→ WORK TASK
How many of the lines below contain "placeholder"? Answer with that number alone.

→ Stored dataset items
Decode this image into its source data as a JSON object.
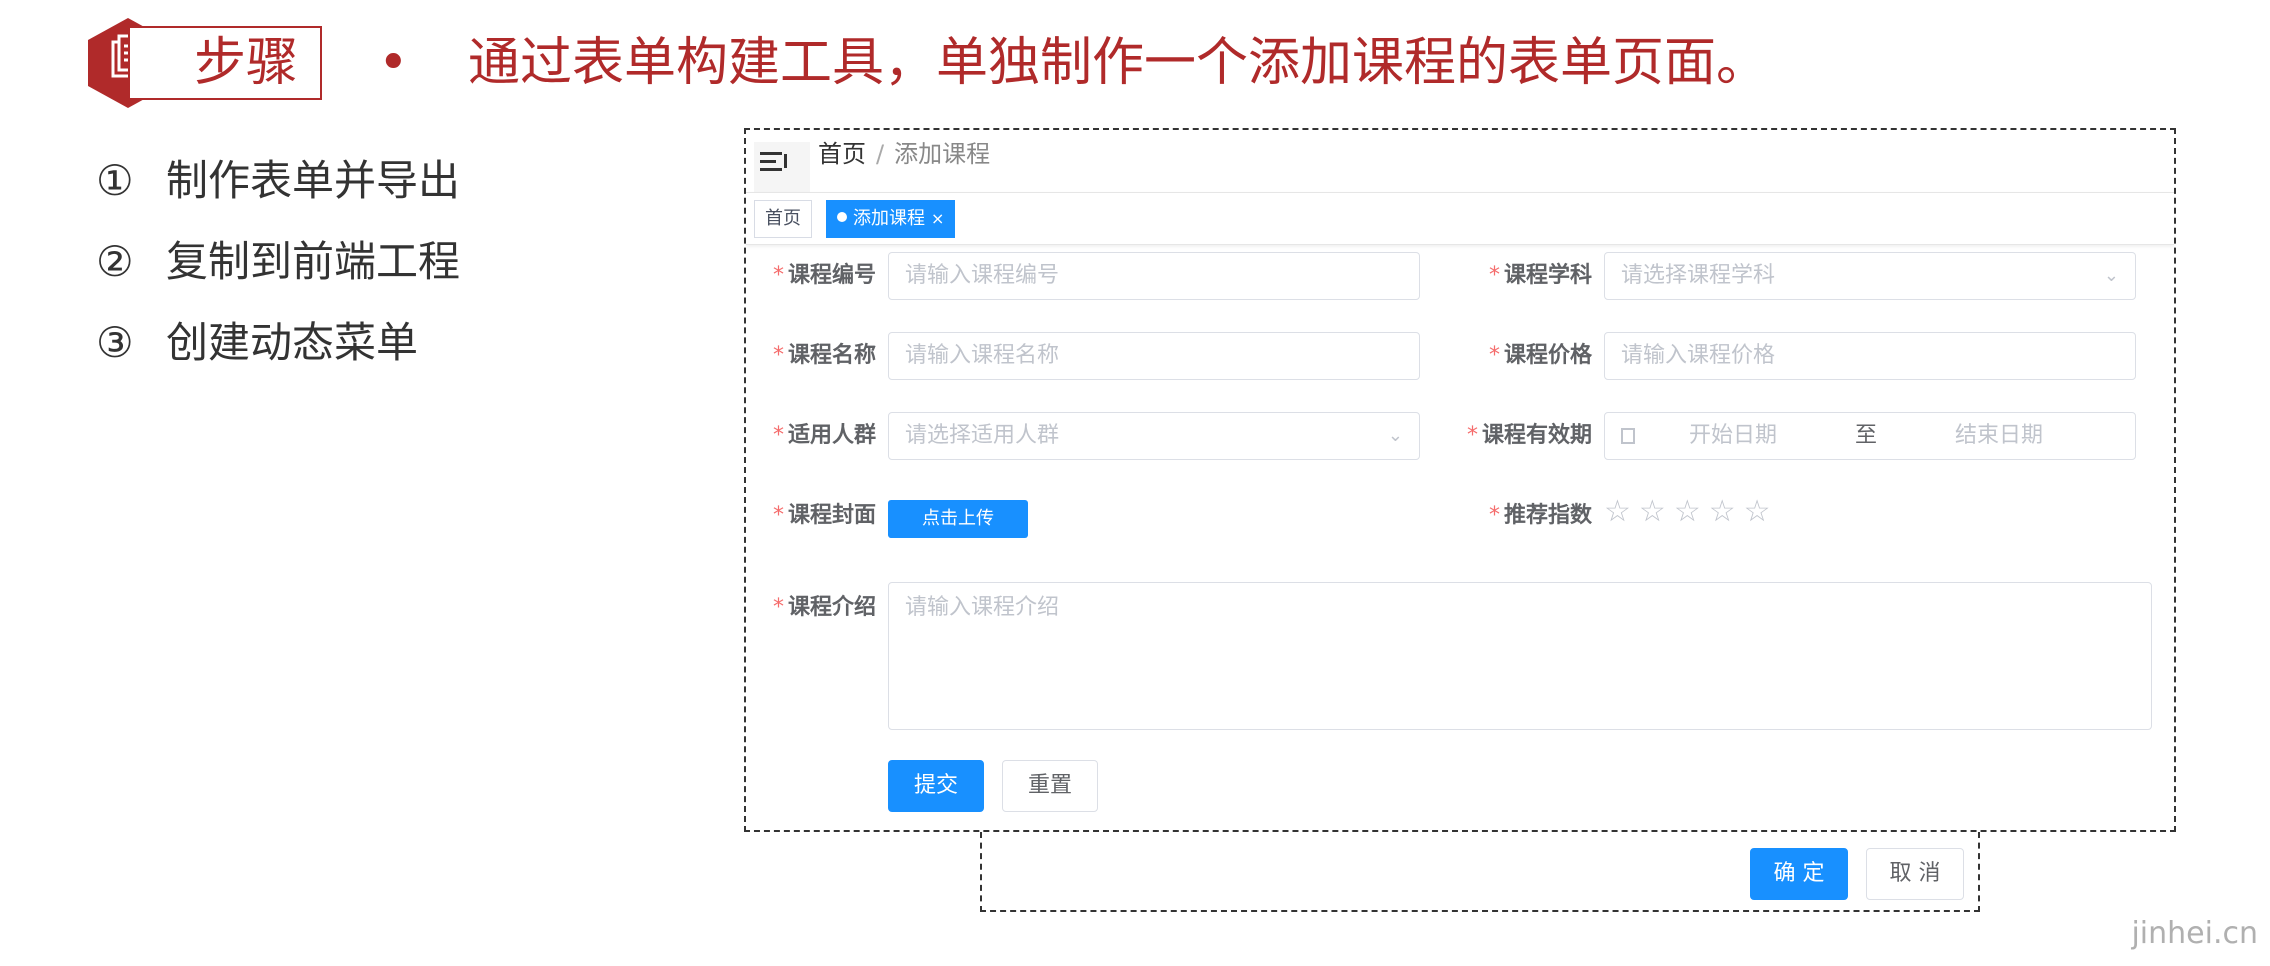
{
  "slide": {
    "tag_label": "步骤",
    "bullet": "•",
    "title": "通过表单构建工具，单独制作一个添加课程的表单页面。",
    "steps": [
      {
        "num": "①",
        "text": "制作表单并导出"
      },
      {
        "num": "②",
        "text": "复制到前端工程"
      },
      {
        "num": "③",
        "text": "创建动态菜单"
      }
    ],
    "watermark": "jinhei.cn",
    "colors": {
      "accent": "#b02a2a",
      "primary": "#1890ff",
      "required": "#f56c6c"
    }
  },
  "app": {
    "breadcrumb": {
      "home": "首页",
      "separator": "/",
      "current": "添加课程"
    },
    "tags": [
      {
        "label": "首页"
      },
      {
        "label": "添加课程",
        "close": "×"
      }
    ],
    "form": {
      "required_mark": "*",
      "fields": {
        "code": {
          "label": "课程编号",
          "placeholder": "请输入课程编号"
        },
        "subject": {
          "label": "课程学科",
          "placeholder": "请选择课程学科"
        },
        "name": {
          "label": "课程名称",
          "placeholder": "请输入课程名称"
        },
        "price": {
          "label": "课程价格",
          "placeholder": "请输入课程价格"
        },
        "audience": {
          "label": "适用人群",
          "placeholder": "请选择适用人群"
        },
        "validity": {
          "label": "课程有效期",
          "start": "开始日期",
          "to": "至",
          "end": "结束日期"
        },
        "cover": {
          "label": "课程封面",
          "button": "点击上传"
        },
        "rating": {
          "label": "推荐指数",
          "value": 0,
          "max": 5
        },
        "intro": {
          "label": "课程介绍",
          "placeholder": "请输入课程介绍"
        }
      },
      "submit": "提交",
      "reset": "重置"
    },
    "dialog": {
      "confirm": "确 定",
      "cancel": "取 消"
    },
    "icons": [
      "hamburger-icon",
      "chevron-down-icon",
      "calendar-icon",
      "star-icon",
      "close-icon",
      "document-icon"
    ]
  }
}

→ RESULT FOR THIS EXERCISE
6